KASTE: Upset islanders even called in a Seattle immigration lawyer, Matt Adams, director of the Northwest Immigrant Rights Project. He came out and gave them a mini legal seminar.
Mr. MATT ADAMS (Director, Northwest Immigrant Rights Project): They can ask you where you're from. They can ask you to show your papers or to show your driver's license or to show your birth certificate, but you don't have to provide that information.
KASTE: He says because this isn't a checkpoint on the border, people do have a greater right to privacy.
Mr. ADAMS: What I suggest to individuals is to politely refuse to answer questions, and then if they still don't let you go, to say, am I under arrest? If I'm not under arrest, I'd like to continue on my way.
KASTE: There have been a few protests. A couple of passengers tried answering the citizenship question by flashing American flags they'd painted on their wrists. They were just delayed. But for illegal immigrants, the stakes are higher.
(Soundbite of banging sound)
KASTE: On San Juan Island, an illegal immigrant from Mexico watches the ferry arrive. Asking not to be identified, she says she no longer dares to go off island.
Unidentified Woman: If you go off island and you don't have all the family with you and then you get stopped there, you're going to get deported. And what about the rest of your family?

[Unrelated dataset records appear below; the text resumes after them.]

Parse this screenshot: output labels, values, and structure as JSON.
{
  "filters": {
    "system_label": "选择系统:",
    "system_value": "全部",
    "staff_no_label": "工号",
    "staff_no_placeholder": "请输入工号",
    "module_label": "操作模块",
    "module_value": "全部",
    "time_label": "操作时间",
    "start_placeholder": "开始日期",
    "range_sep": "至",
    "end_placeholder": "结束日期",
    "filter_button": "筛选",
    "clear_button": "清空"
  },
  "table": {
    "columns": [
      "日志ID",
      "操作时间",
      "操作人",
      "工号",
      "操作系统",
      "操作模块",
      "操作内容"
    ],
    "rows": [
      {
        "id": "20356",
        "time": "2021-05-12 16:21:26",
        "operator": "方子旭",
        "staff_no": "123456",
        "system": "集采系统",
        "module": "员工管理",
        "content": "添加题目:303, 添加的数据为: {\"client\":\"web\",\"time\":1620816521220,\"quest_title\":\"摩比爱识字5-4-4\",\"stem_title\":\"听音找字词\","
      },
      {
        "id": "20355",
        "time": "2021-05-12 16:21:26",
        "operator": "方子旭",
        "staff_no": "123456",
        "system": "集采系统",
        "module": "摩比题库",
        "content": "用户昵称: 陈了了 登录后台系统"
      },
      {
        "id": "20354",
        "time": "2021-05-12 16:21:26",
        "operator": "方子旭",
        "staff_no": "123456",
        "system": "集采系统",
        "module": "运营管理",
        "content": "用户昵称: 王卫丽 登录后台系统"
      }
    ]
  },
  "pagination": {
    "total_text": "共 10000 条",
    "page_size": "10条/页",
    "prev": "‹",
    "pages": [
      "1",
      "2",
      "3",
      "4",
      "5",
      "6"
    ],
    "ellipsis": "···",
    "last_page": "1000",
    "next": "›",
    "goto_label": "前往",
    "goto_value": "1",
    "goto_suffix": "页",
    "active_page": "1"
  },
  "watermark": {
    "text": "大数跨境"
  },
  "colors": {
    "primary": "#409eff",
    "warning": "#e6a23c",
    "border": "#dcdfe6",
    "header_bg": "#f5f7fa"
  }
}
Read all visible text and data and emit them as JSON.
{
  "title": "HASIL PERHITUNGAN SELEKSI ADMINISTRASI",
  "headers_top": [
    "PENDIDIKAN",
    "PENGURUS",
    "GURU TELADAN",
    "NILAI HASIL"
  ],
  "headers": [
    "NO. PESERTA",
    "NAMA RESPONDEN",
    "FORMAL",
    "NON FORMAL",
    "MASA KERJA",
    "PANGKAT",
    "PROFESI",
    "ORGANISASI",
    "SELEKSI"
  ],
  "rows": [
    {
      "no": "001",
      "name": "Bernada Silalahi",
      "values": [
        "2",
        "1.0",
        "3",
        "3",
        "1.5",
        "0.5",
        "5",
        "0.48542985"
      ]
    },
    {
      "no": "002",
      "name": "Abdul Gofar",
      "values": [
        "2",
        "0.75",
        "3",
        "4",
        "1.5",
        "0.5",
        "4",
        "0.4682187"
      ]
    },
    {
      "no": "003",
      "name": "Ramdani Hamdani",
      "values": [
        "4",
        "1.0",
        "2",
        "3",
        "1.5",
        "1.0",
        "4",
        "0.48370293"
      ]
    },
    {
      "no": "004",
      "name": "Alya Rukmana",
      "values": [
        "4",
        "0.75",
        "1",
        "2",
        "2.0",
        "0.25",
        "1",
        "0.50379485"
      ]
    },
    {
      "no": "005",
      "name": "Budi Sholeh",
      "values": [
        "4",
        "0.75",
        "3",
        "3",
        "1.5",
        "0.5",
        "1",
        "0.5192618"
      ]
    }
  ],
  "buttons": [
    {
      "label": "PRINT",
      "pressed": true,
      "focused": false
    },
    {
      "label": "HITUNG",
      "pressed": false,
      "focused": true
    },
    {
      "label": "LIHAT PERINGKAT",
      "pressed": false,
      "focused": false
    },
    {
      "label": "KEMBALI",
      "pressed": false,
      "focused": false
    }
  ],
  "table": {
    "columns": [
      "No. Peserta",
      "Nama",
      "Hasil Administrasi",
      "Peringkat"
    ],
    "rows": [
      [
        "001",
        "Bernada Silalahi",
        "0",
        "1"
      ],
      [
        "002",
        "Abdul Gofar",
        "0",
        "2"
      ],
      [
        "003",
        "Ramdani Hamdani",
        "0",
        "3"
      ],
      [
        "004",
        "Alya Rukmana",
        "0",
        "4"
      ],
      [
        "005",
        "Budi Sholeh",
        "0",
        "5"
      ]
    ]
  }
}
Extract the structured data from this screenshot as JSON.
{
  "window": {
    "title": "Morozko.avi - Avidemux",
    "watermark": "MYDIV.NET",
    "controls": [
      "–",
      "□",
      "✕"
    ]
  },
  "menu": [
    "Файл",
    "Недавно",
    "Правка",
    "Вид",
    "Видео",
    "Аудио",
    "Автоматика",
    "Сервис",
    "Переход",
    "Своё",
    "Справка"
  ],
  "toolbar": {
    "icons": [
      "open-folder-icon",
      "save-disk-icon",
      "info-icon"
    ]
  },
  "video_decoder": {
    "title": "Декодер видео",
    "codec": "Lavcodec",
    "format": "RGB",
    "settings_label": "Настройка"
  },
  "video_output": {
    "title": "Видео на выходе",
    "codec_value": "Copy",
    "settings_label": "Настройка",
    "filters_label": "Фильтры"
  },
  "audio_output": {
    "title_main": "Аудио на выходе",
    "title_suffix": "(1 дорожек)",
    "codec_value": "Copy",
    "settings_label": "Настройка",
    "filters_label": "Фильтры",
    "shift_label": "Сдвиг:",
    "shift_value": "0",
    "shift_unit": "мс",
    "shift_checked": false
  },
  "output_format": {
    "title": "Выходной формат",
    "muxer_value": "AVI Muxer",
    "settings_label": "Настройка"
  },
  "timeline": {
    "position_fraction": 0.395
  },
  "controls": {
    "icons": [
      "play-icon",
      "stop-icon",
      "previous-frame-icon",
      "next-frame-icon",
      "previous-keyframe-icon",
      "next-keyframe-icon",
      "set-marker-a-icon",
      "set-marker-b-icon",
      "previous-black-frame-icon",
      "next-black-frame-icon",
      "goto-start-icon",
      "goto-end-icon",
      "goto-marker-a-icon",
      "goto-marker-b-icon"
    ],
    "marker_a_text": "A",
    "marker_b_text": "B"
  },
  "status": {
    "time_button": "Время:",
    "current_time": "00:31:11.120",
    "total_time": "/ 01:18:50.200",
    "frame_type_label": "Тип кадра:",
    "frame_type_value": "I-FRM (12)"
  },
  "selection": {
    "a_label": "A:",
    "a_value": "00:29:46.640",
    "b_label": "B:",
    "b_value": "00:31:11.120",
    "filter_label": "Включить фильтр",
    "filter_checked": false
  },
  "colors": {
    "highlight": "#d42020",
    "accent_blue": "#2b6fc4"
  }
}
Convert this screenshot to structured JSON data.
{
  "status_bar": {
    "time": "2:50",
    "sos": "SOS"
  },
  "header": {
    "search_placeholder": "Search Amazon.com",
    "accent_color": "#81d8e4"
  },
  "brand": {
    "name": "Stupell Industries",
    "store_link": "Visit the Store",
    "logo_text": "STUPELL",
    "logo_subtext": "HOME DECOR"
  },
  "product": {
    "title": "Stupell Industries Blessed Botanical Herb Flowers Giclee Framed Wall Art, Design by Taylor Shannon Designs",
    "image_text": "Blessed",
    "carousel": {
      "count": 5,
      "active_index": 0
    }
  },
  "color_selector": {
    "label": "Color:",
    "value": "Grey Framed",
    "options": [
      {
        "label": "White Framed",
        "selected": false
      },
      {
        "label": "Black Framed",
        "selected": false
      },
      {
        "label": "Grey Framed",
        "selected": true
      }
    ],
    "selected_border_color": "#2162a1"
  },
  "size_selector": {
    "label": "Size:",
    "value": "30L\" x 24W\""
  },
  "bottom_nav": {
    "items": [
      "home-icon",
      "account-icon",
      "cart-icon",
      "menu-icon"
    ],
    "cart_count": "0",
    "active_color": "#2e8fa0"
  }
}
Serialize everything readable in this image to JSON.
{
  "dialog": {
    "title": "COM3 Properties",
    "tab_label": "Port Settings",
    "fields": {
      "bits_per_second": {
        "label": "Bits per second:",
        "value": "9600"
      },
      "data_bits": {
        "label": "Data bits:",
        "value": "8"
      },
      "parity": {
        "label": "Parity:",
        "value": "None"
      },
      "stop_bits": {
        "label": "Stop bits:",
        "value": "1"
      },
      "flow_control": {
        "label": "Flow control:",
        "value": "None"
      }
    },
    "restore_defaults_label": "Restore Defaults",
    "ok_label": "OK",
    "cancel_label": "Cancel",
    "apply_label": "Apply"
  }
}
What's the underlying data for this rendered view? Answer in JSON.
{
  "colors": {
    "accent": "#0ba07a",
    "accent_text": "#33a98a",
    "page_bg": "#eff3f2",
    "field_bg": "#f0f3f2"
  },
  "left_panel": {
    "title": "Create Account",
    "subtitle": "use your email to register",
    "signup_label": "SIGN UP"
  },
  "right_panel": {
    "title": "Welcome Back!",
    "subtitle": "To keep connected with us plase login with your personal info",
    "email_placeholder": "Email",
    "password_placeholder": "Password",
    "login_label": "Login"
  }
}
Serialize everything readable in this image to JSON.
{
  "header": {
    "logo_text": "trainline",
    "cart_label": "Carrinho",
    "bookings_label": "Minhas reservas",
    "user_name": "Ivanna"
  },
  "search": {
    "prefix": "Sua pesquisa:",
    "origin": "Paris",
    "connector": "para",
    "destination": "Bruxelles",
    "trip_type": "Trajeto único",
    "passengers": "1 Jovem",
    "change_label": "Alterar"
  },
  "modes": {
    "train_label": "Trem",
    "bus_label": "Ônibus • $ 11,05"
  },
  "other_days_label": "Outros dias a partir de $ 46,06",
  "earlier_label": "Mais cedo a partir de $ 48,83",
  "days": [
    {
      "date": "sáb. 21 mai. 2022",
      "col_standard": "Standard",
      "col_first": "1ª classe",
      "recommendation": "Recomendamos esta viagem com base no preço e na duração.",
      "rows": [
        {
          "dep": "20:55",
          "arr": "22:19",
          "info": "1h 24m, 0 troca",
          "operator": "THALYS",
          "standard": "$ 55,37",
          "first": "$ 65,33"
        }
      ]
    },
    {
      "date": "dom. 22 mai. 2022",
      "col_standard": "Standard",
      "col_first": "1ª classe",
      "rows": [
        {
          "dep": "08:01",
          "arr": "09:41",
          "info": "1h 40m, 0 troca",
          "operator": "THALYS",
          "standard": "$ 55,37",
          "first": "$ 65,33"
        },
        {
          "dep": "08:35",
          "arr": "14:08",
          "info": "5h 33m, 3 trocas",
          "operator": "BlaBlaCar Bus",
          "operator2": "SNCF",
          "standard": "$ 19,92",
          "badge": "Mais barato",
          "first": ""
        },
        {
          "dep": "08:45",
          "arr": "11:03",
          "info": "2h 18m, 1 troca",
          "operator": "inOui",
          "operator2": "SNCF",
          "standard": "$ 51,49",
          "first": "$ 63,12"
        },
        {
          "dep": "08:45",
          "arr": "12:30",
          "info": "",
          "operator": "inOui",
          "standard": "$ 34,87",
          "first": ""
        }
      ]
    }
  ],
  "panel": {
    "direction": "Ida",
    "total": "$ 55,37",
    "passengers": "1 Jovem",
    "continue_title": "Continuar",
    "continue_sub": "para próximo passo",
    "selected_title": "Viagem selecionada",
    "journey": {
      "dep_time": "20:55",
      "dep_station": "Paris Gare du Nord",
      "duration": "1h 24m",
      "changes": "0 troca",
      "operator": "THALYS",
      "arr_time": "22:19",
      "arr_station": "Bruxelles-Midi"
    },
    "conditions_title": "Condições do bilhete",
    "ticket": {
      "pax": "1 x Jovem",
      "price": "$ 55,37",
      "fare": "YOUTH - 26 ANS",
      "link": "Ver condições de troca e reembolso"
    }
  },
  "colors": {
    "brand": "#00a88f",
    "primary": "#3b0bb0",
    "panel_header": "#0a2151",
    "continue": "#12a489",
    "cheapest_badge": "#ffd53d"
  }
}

KASTE: She says she feels trapped, but not everyone here is sympathetic. Chris Clark is a longtime Friday Harbor resident.
Mr. CHRIS CLARK: If you do something willfully and say I'm not going to pay attention to this law and then that law catches up to you, then the right thing to do is accept the consequences.
KASTE: Clark is annoyed at fellow islanders who oppose the checkpoints. He says the number of illegal immigrants on the islands has jumped in the past decade or so. Some locals complain about being undercut by illegal workers, especially in the landscaping business. Border Patrol spokesman Giuliano says it's high time enforcement caught up.
Mr. GIULIANO: The Border Patrol presence on the northern border was not really what we would have liked it to have been for a great many years. And in the wake of 9/11, we're starting to get resourced up, and we're finally reaching that point where we're doing these things that, in all honesty, we should have been doing all along.
KASTE: Many locals acknowledge that border security probably needs to be tighter. But on these cozy islands, higher security still comes as something of a culture shock. Howie Rosenfeld, chairman of the county council, tries to explain the feeling.
Mr. HOWIE ROSENFELD (Chairman, San Juan County Council): It's a visceral thing. It just seems like we're not the free and brave country that we were. We seem to be sinking into some sort of a fear-based society.
KASTE: Rosenfeld says he plans to cooperate with the checkpoints, but he hopes it's not something he'll have to get used to.
Martin Kaste, NPR News, Seattle.